Segment Start: Stored data

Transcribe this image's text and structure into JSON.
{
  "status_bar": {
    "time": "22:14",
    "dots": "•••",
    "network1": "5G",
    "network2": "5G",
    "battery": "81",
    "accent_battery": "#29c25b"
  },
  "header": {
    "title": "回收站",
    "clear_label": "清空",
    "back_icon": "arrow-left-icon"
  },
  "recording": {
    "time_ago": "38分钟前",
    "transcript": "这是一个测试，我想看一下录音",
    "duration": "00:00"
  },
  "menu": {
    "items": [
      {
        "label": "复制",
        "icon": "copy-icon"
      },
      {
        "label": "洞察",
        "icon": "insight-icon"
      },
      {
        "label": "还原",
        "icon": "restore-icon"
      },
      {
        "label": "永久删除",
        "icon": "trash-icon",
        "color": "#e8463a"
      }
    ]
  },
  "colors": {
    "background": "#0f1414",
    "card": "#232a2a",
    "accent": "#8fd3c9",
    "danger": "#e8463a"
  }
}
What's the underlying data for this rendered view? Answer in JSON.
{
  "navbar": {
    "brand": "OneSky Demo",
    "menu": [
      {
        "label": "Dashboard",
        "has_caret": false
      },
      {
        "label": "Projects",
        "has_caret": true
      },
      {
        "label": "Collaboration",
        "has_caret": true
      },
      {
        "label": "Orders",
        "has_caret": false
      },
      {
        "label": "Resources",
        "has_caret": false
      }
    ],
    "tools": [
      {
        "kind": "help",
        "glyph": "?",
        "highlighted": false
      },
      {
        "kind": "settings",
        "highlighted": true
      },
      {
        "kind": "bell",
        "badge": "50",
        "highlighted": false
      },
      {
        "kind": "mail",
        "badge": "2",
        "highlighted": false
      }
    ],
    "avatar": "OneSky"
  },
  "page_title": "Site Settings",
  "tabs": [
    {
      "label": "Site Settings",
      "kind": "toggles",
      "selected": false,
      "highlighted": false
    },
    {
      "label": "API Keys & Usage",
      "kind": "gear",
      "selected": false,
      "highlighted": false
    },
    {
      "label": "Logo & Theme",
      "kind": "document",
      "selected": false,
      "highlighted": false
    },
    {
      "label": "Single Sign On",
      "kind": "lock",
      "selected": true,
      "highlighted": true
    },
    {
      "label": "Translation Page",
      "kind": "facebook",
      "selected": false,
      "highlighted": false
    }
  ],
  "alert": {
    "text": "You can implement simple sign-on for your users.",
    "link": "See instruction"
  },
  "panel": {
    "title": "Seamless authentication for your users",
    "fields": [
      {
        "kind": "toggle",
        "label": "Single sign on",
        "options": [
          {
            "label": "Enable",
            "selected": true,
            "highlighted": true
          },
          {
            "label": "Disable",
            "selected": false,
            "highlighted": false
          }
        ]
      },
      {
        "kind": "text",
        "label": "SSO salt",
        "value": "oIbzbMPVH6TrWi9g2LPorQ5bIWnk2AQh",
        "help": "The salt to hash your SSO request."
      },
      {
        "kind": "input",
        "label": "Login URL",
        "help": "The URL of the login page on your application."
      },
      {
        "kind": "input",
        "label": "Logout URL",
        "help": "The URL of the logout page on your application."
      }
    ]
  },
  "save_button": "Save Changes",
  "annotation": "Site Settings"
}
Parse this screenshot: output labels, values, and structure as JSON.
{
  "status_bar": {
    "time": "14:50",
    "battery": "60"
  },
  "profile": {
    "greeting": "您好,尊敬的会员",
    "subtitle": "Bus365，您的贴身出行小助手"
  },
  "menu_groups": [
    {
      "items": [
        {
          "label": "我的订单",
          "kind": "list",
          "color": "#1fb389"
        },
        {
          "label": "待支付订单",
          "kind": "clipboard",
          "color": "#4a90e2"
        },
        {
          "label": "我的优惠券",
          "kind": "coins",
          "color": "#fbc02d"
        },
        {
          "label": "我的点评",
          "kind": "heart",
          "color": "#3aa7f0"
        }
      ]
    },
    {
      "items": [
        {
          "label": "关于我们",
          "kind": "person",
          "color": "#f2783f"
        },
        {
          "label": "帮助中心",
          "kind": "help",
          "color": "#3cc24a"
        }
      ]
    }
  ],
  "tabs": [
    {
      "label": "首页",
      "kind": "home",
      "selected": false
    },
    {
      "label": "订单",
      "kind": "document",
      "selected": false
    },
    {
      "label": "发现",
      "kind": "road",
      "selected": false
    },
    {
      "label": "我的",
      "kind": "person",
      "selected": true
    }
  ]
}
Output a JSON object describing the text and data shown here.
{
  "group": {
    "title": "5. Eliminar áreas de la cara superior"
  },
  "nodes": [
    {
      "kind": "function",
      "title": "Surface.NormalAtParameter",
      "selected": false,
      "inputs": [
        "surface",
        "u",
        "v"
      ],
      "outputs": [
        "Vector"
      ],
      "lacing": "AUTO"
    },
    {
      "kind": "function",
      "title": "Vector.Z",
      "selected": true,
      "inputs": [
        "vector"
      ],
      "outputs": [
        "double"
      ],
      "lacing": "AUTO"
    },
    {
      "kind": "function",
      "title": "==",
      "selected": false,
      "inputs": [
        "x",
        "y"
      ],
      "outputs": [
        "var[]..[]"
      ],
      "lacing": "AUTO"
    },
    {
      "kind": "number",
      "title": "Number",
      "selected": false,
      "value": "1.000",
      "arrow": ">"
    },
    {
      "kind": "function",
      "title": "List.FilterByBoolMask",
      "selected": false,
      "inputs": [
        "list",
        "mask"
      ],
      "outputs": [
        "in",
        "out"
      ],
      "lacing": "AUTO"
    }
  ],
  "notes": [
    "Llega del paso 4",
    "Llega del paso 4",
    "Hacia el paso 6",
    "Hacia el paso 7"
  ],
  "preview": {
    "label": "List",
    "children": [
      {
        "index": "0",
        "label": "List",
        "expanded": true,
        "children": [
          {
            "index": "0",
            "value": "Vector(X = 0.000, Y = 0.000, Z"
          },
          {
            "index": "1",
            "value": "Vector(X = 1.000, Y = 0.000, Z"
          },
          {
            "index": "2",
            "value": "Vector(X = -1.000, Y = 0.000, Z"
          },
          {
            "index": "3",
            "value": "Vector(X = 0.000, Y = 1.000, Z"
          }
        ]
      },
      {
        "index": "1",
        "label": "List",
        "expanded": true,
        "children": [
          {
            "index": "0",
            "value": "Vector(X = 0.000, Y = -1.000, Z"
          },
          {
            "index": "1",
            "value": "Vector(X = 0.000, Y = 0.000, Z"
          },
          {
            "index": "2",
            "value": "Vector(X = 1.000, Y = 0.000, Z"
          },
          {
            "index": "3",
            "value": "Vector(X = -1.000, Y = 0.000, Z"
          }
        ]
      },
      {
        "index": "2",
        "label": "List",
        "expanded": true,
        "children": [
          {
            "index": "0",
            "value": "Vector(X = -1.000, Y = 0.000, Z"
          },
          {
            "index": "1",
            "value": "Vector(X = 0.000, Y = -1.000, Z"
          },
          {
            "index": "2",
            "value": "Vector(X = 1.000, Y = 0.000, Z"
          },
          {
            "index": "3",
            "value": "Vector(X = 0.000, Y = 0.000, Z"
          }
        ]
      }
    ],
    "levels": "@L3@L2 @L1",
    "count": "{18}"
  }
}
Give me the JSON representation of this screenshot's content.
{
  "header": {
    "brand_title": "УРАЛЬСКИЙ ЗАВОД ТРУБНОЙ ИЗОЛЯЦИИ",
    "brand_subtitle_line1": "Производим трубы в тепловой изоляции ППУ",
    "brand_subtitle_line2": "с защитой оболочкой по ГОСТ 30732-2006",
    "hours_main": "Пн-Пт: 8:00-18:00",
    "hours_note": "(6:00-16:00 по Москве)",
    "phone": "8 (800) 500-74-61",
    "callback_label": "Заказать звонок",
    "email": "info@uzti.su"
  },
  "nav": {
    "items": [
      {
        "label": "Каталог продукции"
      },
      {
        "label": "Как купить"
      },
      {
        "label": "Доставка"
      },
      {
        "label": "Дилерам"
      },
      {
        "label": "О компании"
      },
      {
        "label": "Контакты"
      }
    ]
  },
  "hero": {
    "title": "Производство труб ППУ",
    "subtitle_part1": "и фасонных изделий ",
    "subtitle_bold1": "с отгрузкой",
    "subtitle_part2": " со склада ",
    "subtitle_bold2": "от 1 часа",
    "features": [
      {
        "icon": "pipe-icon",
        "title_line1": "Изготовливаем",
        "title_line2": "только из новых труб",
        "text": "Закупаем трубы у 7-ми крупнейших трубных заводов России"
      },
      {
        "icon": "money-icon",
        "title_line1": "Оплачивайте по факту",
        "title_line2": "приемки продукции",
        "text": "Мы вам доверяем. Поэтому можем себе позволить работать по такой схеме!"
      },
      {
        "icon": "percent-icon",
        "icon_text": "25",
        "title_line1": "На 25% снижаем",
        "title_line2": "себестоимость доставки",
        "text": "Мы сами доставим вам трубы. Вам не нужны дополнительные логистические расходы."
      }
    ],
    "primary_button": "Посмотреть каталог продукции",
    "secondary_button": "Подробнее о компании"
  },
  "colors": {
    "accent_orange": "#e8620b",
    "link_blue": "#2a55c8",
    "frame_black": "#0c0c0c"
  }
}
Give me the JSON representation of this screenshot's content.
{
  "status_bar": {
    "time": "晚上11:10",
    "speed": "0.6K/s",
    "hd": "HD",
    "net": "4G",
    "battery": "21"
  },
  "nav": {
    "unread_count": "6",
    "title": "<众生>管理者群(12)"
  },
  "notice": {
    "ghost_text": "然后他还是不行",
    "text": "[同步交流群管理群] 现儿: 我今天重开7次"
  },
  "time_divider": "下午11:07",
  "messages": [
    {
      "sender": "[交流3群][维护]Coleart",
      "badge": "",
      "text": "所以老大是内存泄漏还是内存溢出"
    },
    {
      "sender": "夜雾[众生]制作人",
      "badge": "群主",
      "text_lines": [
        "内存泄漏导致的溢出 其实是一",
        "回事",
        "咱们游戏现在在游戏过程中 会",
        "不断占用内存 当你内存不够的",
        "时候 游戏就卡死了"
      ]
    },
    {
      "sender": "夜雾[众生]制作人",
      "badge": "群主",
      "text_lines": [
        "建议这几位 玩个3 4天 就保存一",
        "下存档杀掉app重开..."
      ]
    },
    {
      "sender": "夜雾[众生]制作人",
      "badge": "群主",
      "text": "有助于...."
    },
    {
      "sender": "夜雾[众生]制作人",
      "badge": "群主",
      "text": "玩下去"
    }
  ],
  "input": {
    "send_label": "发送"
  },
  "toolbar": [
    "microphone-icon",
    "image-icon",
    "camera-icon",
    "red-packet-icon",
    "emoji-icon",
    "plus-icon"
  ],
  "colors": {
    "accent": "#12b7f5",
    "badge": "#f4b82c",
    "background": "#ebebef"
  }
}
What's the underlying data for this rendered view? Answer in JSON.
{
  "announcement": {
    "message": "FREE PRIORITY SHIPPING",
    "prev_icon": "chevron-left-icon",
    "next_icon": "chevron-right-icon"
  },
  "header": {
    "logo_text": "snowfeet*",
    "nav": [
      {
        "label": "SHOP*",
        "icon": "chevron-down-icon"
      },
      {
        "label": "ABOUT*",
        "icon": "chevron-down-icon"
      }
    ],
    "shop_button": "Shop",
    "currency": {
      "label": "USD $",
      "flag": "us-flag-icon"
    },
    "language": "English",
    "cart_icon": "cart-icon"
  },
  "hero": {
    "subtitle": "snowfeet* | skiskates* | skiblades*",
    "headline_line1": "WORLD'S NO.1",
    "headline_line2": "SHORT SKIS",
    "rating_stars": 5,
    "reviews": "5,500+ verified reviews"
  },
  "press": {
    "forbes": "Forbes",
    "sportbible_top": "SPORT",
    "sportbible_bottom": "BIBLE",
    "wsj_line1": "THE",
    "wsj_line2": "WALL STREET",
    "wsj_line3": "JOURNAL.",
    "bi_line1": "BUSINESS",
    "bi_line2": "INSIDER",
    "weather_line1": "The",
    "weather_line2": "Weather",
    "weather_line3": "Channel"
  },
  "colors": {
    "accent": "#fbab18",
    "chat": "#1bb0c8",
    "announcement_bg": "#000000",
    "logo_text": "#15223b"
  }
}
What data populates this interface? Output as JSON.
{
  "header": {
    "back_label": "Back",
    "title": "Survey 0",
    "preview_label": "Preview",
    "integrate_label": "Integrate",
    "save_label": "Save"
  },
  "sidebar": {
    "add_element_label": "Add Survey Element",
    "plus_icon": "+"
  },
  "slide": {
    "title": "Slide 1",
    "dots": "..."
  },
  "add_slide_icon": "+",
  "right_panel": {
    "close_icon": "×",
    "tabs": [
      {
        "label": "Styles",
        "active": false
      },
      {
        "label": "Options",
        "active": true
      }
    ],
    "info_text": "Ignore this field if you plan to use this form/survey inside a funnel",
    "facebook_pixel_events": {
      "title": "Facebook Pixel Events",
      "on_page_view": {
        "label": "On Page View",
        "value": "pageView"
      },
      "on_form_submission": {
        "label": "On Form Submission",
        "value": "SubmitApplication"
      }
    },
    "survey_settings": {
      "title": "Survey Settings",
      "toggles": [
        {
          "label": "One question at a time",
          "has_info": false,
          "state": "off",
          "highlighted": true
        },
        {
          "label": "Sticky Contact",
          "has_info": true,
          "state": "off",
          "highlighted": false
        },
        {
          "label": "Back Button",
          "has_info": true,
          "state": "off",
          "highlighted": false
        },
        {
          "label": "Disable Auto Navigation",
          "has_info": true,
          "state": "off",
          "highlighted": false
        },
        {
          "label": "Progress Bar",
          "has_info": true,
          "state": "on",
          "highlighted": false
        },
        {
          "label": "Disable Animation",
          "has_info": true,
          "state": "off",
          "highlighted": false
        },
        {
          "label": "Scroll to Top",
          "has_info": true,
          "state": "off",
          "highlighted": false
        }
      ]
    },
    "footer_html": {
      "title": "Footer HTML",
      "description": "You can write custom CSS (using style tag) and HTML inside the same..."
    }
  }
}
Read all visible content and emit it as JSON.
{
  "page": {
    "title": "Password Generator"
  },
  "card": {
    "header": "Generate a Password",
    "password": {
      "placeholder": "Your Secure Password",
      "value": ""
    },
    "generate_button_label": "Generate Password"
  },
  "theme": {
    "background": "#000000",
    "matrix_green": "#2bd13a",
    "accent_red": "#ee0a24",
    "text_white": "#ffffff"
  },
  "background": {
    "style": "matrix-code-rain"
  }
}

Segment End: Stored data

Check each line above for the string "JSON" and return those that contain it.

§ **Exercise output**
Transcribe this image's text and structure into JSON.
What's the underlying data for this rendered view? Answer in JSON.
Parse this screenshot: output labels, values, and structure as JSON.
Output a JSON object describing the text and data shown here.
Give me the JSON representation of this screenshot's content.
Give me the JSON representation of this screenshot's content.
What's the underlying data for this rendered view? Answer in JSON.
What data populates this interface? Output as JSON.
Read all visible content and emit it as JSON.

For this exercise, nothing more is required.